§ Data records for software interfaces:
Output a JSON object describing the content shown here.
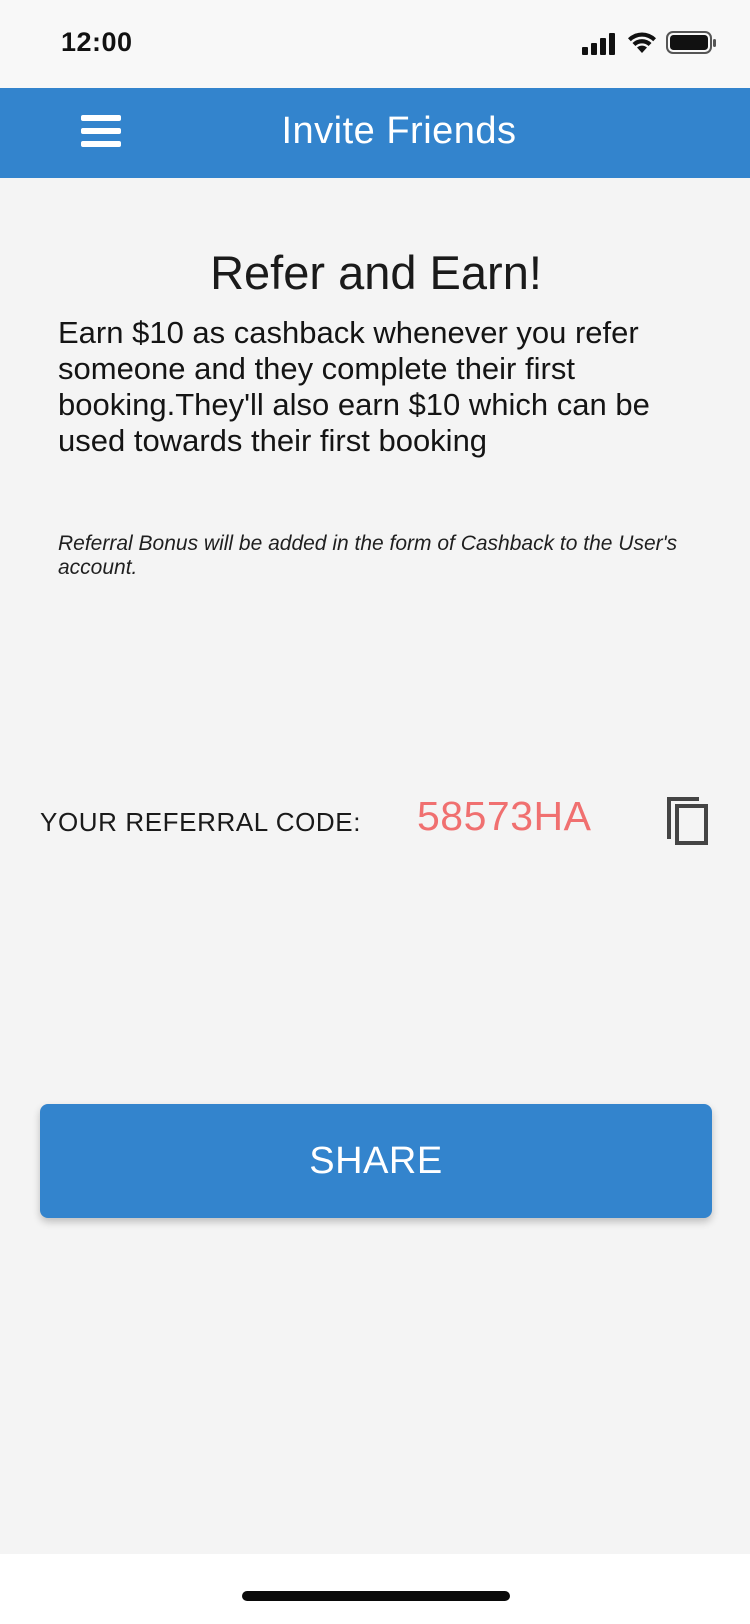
{
  "status_bar": {
    "time": "12:00",
    "icons": [
      "signal-icon",
      "wifi-icon",
      "battery-icon"
    ]
  },
  "app_bar": {
    "title": "Invite Friends",
    "menu_icon": "menu-icon",
    "color": "#3384cd"
  },
  "main": {
    "headline": "Refer and Earn!",
    "description": "Earn $10 as cashback whenever you refer someone and they complete their first booking.They'll also earn $10 which can be used towards their first booking",
    "note": "Referral Bonus will be added in the form of Cashback to the User's account."
  },
  "referral": {
    "label": "YOUR REFERRAL CODE:",
    "code": "58573HA",
    "code_color": "#f07070",
    "copy_icon": "copy-icon"
  },
  "share_button": {
    "label": "SHARE",
    "color": "#3384cd"
  }
}
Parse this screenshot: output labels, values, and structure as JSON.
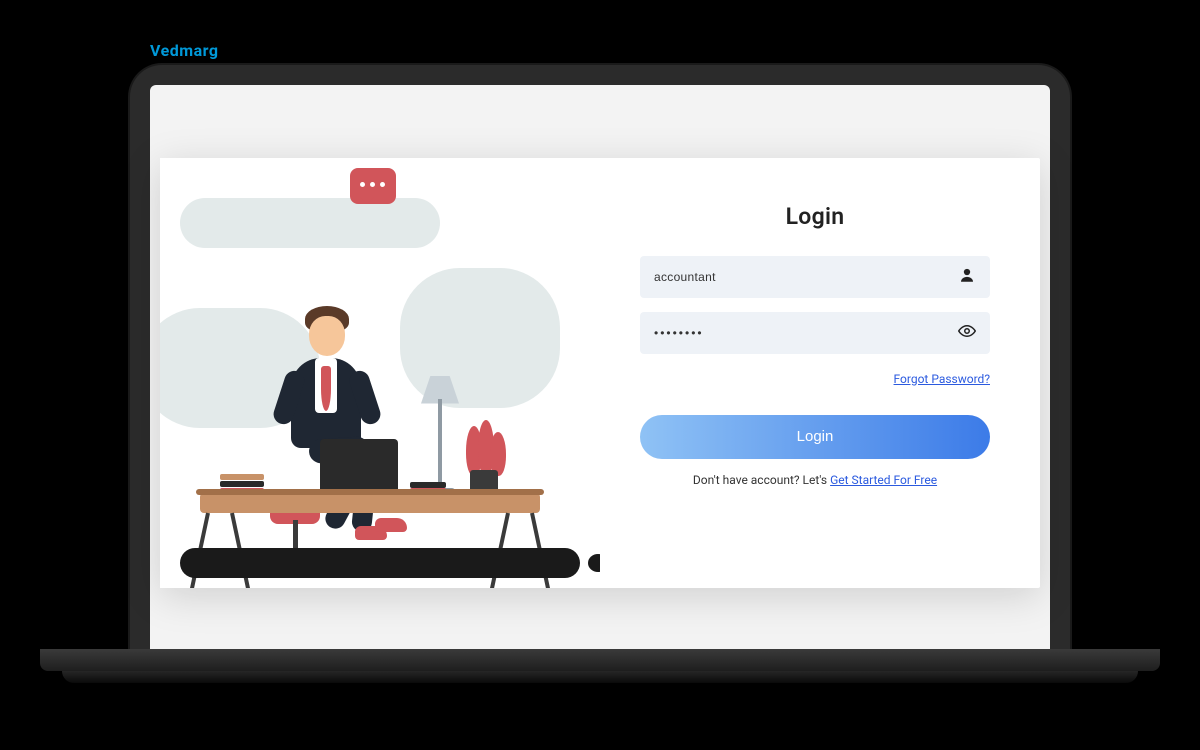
{
  "login": {
    "title": "Login",
    "username_value": "accountant",
    "password_value": "••••••••",
    "forgot_label": "Forgot Password?",
    "button_label": "Login",
    "signup_prefix": "Don't have account? Let's ",
    "signup_link": "Get Started For Free"
  },
  "brand": {
    "name": "Vedmarg"
  },
  "colors": {
    "accent": "#3c7be8",
    "link": "#2b5adf",
    "brand": "#0099d9",
    "illustration_accent": "#d1555a"
  }
}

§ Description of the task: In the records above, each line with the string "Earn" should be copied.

§ Solution to the problem:
    "headline": "Refer and Earn!",
    "description": "Earn $10 as cashback whenever you refer someone and they complete their first booking.They'll also earn $10 which can be used towards their first booking",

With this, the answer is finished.